| TASK TO CARRY OUT |
Search the records below for "will"; copy each line that has it.

Items from an interface collection:
○ ○ ○ ○ ○
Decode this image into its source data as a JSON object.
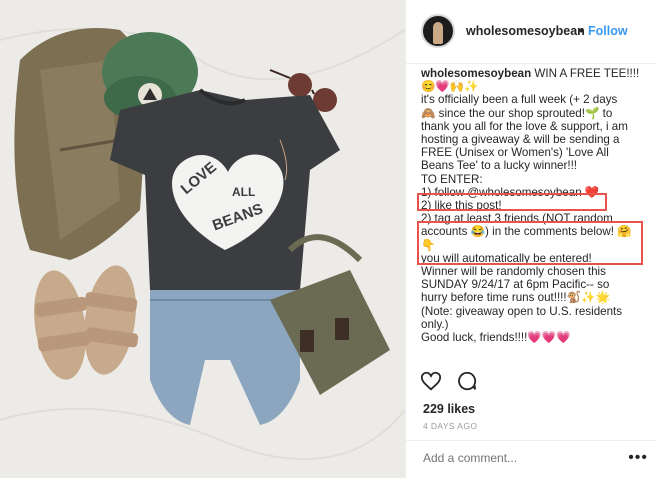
{
  "post": {
    "username": "wholesomesoybean",
    "separator": "•",
    "follow_label": "Follow"
  },
  "caption": {
    "username": "wholesomesoybean",
    "lines": [
      " WIN A FREE TEE!!!!",
      "😊💗🙌✨",
      "it's officially been a full week (+ 2 days",
      "🙈 since the our shop sprouted!🌱 to",
      "thank you all for the love & support, i am",
      "hosting a giveaway & will be sending a",
      "FREE (Unisex or Women's) 'Love All",
      "Beans Tee' to a lucky winner!!!",
      "TO ENTER:",
      "1) follow @wholesomesoybean ❤️",
      "2) like this post!",
      "2) tag at least 3 friends (NOT random",
      "accounts 😂) in the comments below! 🤗",
      "👇",
      "you will automatically be entered!",
      "Winner will be randomly chosen this",
      "SUNDAY 9/24/17 at 6pm Pacific-- so",
      "hurry before time runs out!!!!🐒✨🌟",
      "(Note: giveaway open to U.S. residents",
      "only.)",
      "Good luck, friends!!!!💗💗💗"
    ]
  },
  "photo": {
    "shirt_text_top": "LOVE",
    "shirt_text_mid": "ALL",
    "shirt_text_bottom": "BEANS"
  },
  "likes": "229 likes",
  "timestamp": "4 DAYS AGO",
  "comment": {
    "placeholder": "Add a comment...",
    "more": "•••"
  },
  "colors": {
    "link": "#3897f0",
    "highlight": "#e8534f",
    "muted": "#999999"
  }
}
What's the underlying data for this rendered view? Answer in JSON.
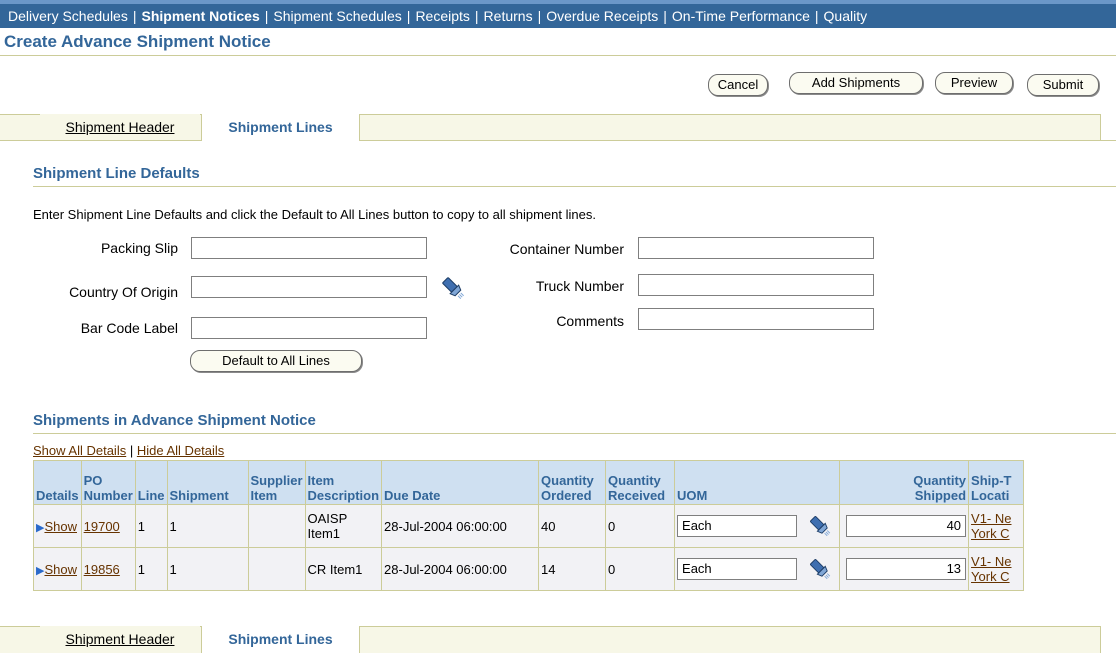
{
  "topnav": {
    "items": [
      {
        "label": "Delivery Schedules",
        "active": false
      },
      {
        "label": "Shipment Notices",
        "active": true
      },
      {
        "label": "Shipment Schedules",
        "active": false
      },
      {
        "label": "Receipts",
        "active": false
      },
      {
        "label": "Returns",
        "active": false
      },
      {
        "label": "Overdue Receipts",
        "active": false
      },
      {
        "label": "On-Time Performance",
        "active": false
      },
      {
        "label": "Quality",
        "active": false
      }
    ],
    "separator": "|"
  },
  "page_title": "Create Advance Shipment Notice",
  "actions": {
    "cancel": "Cancel",
    "add_shipments": "Add Shipments",
    "preview": "Preview",
    "submit": "Submit"
  },
  "tabs": {
    "header": "Shipment Header",
    "lines": "Shipment Lines"
  },
  "defaults": {
    "heading": "Shipment Line Defaults",
    "instructions": "Enter Shipment Line Defaults and click the Default to All Lines button to copy to all shipment lines.",
    "packing_slip": {
      "label": "Packing Slip",
      "value": ""
    },
    "country_of_origin": {
      "label": "Country Of Origin",
      "value": ""
    },
    "bar_code_label": {
      "label": "Bar Code Label",
      "value": ""
    },
    "container_number": {
      "label": "Container Number",
      "value": ""
    },
    "truck_number": {
      "label": "Truck Number",
      "value": ""
    },
    "comments": {
      "label": "Comments",
      "value": ""
    },
    "default_button": "Default to All Lines"
  },
  "shipments": {
    "heading": "Shipments in Advance Shipment Notice",
    "show_all": "Show All Details",
    "hide_all": "Hide All Details",
    "link_sep": "|",
    "columns": {
      "details": "Details",
      "po_number": [
        "PO",
        "Number"
      ],
      "line": "Line",
      "shipment": "Shipment",
      "supplier_item": [
        "Supplier",
        "Item"
      ],
      "item_description": [
        "Item",
        "Description"
      ],
      "due_date": "Due Date",
      "quantity_ordered": [
        "Quantity",
        "Ordered"
      ],
      "quantity_received": [
        "Quantity",
        "Received"
      ],
      "uom": "UOM",
      "quantity_shipped": [
        "Quantity",
        "Shipped"
      ],
      "ship_to_location": [
        "Ship-T",
        "Locati"
      ]
    },
    "rows": [
      {
        "show": "Show",
        "po_number": "19700",
        "line": "1",
        "shipment": "1",
        "supplier_item": "",
        "item_description": [
          "OAISP",
          "Item1"
        ],
        "due_date": "28-Jul-2004 06:00:00",
        "quantity_ordered": "40",
        "quantity_received": "0",
        "uom": "Each",
        "quantity_shipped": "40",
        "ship_to": [
          "V1- Ne",
          "York C"
        ]
      },
      {
        "show": "Show",
        "po_number": "19856",
        "line": "1",
        "shipment": "1",
        "supplier_item": "",
        "item_description": [
          "CR Item1"
        ],
        "due_date": "28-Jul-2004 06:00:00",
        "quantity_ordered": "14",
        "quantity_received": "0",
        "uom": "Each",
        "quantity_shipped": "13",
        "ship_to": [
          "V1- Ne",
          "York C"
        ]
      }
    ]
  }
}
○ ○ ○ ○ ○
| SOLUTION TO THIS PROBLEM |
      "hosting a giveaway & will be sending a",
      "you will automatically be entered!",
      "Winner will be randomly chosen this",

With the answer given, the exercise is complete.